War, inflation and bankruptcy have dealt a particularly hard blow to emerging market bonds, and soured emerging market sentiment has generally not helped. But for intrepid investors, this corner of the bond market is already looking more attractive.
There is no covering up the pain. The
iShares JP Morgan USD Emerging Markets Bond
exchange-traded fund (ticker: EMB) has lost 15% this year, compared to the 10% loss in the
iShares Core US Aggregate Bond
Contributing to the pain is the Russian invasion of Ukraine, which led to indices pushing Russia away from their benchmarks, and to a rise in food and fuel prices that exacerbated the ill-fated fiscal health of countries like Sri Lanka, which said it was foreign debt would not pay .
But the market is ready to turn the corner, says Carlos de Sousa, emerging markets strategist with
fixed income group, which oversees $3.7 billion in assets.
The driving force behind an inflection point is diverging monetary policies around the world. Many central bankers in emerging markets, such as those in Brazil and Mexico, have been ahead of the Federal Reserve and have already raised interest rates to tackle inflation.
That’s a change from the past, when emerging markets often chased the Fed’s rate hikes, leaving them in a precarious situation as they struggled with rising borrowing costs.
Not only have they become more proactive, but many of the countries are in much better fiscal health than they were in 2016. They are less reliant on foreign-denominated debt, which should help them withstand the Fed’s tightening cycle better than they were during the so-called taper tantrum that year, as investors fled the asset class.
For those who have not yet invested in emerging markets, now is a good time to step in. One big reason: Funds have already taken the brunt of selling troubled securities and writing down investments, for example in Russian and Belarusian bonds.
That said, now is not the time for a passive approach. Here’s why: only emerging markets are attractive. Investors want to target the beneficiaries of the rise in commodity prices, such as Latin American commodity exporters, and avoid fuel and food importers whose finances could be under pressure.
Countries such as Mexico and Brazil are benefiting from the rise in commodity prices, and both are favorite areas for managers. Unlike emerging market equity benchmarks that focus on Asia, technology and trade beneficiaries, emerging market debt indices have greater support from commodity beneficiaries. That presents another opportunity for investors looking to take advantage of the commodity boom. But nuance is needed, with some countries in better shape and further away from crises than others.
Of course there are parts of the market that are under pressure, including frontier market countries like Tunisia, with shaky finances that are further strained by food shortages.
Sri Lanka’s sovereign bankruptcy is raising warning flags, but its condition is a byproduct of years of ill fiscal health. “It’s not a canary in the coal mine,” said Nick Hardingham, Emerging Markets Debt Director at
He adds that many emerging markets have taken advantage of low interest rates to improve their fiscal position and are not on the cusp of a series of dollar-denominated bonds to hit the market soon.

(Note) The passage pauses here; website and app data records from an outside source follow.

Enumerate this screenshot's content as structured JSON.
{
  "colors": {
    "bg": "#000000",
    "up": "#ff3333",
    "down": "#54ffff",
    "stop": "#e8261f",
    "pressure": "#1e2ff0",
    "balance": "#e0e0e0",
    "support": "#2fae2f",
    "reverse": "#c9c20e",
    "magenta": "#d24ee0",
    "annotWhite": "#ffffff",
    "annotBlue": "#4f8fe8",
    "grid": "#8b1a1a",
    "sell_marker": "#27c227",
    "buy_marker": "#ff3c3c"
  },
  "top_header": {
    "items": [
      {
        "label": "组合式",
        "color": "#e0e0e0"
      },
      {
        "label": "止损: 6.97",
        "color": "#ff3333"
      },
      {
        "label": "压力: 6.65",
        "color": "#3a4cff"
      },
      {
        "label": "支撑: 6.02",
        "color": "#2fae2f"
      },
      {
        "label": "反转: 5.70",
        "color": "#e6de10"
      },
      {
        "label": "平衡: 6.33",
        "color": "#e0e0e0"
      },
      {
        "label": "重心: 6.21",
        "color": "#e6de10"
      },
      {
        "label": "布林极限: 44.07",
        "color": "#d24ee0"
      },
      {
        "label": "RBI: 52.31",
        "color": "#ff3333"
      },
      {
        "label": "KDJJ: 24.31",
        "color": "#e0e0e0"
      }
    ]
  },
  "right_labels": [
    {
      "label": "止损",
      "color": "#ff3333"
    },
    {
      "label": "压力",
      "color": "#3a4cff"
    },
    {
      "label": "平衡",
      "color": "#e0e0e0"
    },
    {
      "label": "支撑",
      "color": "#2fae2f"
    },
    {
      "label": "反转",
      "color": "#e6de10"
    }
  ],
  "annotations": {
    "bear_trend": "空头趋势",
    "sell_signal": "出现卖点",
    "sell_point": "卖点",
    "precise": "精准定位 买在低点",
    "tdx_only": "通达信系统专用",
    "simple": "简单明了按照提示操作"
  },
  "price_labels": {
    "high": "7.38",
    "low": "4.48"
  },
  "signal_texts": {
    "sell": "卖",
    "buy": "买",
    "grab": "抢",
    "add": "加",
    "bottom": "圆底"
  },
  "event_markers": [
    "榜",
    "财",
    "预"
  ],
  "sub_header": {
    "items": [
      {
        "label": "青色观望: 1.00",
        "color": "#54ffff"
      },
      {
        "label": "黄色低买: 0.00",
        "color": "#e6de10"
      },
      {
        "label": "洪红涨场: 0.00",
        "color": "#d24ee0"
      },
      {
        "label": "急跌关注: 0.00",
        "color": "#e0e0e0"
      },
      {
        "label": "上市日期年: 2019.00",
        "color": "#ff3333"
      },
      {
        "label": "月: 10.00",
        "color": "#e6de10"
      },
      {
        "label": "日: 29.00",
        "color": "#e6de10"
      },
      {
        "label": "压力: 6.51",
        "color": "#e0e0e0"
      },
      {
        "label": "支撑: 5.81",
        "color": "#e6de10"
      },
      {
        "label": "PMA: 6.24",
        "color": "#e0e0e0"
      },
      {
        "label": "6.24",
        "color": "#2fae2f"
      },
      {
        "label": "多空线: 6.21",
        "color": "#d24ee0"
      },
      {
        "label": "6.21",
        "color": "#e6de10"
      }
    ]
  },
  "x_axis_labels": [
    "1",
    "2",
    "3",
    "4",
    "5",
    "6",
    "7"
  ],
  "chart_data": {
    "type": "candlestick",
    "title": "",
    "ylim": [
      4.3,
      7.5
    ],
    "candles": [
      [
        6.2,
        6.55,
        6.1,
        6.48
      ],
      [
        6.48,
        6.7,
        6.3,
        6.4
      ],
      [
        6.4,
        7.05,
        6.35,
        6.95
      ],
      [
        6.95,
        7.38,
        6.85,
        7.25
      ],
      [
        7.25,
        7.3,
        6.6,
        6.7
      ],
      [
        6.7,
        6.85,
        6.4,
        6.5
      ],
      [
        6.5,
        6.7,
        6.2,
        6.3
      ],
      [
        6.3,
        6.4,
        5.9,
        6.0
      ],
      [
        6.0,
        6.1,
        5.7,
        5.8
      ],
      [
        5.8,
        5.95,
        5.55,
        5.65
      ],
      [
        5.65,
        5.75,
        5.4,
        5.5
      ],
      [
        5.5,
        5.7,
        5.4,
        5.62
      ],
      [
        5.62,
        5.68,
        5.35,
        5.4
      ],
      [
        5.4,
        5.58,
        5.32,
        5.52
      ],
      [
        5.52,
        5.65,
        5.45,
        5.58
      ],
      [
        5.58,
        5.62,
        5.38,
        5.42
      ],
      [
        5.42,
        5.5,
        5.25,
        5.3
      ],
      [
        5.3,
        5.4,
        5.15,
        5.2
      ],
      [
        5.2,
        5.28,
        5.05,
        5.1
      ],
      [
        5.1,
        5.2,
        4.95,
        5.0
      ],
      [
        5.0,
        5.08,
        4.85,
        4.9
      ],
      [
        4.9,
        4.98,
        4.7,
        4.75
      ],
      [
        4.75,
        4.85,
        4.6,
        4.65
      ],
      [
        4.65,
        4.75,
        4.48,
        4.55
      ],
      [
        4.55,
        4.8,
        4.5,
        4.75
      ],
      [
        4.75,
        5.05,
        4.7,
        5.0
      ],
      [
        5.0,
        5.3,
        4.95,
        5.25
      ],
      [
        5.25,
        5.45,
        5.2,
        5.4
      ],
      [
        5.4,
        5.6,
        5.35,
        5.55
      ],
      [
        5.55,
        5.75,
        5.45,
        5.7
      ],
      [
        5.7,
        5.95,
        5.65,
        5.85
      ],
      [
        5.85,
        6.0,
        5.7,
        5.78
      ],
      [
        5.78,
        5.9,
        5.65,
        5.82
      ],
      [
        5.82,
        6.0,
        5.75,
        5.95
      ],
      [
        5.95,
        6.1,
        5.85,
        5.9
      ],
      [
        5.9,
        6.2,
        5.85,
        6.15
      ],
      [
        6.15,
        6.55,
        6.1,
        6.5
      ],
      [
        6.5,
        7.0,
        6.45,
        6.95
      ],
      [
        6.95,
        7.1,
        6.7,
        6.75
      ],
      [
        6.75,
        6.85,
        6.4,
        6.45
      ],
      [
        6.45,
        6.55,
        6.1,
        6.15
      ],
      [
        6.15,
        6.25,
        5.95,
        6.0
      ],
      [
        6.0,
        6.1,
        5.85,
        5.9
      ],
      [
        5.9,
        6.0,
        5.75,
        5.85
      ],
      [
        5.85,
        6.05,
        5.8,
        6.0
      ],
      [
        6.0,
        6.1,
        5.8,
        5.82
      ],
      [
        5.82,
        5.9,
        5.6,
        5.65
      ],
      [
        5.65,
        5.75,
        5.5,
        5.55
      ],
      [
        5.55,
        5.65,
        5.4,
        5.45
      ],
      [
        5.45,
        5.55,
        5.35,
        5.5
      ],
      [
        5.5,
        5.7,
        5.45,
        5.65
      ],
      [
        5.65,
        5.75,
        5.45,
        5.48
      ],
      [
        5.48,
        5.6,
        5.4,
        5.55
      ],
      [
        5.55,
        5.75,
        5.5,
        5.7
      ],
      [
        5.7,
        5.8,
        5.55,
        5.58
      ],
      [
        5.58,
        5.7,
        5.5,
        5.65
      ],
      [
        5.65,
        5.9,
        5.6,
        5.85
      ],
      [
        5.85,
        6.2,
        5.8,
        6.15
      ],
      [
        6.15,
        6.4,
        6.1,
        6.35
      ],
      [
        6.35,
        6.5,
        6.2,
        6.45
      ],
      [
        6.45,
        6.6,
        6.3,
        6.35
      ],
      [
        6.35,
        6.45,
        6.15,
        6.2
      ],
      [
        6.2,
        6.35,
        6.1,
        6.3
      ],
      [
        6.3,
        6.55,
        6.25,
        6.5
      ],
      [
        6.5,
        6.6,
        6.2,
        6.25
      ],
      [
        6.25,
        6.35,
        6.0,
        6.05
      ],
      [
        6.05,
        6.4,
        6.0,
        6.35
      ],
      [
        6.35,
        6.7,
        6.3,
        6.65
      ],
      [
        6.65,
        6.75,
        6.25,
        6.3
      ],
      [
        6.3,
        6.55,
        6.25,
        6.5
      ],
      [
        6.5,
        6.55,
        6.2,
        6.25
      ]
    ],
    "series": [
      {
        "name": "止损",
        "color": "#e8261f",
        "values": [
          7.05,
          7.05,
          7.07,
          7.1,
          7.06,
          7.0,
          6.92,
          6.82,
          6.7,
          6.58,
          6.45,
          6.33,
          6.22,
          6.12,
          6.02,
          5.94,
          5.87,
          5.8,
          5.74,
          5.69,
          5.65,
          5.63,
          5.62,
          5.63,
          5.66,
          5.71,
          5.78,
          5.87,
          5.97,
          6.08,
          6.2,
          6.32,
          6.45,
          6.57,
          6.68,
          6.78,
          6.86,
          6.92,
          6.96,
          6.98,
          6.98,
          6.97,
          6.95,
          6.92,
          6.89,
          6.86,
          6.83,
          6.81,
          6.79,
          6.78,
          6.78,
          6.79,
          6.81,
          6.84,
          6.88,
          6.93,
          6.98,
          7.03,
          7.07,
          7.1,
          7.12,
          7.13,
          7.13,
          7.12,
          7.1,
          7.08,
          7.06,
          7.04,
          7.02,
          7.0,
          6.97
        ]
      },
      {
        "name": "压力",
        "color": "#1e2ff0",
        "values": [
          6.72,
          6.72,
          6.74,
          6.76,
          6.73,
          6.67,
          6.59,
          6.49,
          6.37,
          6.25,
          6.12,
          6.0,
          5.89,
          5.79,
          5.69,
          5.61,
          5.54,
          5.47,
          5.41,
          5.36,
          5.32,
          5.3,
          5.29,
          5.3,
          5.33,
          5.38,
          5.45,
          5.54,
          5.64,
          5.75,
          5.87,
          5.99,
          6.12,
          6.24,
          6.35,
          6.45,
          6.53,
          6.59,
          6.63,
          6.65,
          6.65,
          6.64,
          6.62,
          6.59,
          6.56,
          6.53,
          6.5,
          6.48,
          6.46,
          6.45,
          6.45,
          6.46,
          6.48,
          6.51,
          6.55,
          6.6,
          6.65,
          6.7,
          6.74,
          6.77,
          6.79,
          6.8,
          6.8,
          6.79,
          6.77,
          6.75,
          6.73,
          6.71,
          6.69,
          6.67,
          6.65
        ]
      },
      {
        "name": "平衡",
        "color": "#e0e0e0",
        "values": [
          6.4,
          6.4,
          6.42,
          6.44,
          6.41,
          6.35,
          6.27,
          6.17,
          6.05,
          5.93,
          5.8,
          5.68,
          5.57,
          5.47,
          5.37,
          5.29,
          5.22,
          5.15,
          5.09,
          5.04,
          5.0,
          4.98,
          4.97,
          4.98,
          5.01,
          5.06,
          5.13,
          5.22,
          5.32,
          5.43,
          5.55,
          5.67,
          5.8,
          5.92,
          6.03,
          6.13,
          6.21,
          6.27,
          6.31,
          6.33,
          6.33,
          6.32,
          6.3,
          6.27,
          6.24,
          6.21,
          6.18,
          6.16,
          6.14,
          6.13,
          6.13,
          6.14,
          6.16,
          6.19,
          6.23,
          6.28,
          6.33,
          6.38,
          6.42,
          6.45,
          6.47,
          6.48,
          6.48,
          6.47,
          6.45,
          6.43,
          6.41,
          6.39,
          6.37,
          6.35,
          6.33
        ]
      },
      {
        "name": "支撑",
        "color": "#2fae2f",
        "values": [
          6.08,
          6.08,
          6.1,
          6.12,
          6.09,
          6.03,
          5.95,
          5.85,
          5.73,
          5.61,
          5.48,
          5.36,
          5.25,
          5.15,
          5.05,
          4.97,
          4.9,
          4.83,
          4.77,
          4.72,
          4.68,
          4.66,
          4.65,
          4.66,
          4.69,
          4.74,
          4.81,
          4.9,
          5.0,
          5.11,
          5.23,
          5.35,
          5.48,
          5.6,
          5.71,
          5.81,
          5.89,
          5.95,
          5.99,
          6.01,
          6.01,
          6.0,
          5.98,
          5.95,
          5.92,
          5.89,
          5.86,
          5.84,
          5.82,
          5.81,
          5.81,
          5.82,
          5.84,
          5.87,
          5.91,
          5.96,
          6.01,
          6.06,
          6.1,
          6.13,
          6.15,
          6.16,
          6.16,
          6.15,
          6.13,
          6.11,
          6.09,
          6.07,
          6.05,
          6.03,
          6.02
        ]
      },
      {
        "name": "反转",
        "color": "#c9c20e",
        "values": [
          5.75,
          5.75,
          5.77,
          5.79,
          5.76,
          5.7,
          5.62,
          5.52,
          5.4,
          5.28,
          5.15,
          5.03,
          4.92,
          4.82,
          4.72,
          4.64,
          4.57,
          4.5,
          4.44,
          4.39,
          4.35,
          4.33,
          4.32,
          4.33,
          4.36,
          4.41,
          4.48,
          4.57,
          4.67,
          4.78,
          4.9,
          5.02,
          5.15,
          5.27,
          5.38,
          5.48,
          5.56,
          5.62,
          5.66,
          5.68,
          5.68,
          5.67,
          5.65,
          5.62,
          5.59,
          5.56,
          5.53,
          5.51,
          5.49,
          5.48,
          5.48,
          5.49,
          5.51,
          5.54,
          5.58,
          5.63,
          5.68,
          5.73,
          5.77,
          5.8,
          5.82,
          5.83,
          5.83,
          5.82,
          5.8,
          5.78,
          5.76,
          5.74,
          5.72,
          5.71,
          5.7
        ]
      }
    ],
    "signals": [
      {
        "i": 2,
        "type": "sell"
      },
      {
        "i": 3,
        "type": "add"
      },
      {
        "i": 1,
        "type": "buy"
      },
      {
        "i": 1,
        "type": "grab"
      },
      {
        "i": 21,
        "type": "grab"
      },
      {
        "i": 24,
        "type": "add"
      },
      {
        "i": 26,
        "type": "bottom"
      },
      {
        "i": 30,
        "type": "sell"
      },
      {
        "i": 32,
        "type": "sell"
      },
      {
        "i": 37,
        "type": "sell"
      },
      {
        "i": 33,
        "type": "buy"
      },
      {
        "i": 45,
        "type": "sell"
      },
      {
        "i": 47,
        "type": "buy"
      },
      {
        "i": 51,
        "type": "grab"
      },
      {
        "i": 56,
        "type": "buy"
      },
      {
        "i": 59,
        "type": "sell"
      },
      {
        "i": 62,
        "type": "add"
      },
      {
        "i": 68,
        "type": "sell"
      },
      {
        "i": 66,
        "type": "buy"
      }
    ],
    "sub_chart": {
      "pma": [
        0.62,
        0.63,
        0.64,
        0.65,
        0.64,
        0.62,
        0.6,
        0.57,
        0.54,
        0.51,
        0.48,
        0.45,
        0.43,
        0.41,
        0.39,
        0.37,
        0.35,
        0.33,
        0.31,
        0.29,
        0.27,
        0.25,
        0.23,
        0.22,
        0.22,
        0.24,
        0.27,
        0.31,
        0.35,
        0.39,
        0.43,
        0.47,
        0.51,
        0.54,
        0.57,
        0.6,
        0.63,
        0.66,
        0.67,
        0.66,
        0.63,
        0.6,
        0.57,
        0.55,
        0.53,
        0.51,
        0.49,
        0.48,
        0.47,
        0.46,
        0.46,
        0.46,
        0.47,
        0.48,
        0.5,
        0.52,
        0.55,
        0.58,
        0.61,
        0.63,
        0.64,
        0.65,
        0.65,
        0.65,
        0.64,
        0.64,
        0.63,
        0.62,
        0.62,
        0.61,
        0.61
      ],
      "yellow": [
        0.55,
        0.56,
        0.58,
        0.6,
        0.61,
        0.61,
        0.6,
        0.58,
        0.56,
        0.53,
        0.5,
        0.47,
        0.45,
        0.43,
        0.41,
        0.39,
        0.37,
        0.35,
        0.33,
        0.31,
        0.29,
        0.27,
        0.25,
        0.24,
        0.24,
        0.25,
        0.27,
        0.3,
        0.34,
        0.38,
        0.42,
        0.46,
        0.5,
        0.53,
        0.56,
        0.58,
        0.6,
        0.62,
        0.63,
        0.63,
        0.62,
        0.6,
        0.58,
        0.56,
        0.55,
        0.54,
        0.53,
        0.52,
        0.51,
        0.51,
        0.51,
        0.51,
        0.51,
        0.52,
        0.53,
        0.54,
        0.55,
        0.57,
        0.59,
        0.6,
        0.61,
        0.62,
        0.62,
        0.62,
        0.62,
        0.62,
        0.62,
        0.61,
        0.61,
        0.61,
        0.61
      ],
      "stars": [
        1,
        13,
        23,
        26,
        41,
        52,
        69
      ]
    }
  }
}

For those dipping their toes into it, dollar-denominated debt is the more conservative option. Local debt tends to be more volatile and may also be affected by the continued strength of the dollar.
write to Reshma Kapadia at firstname.lastname@example.org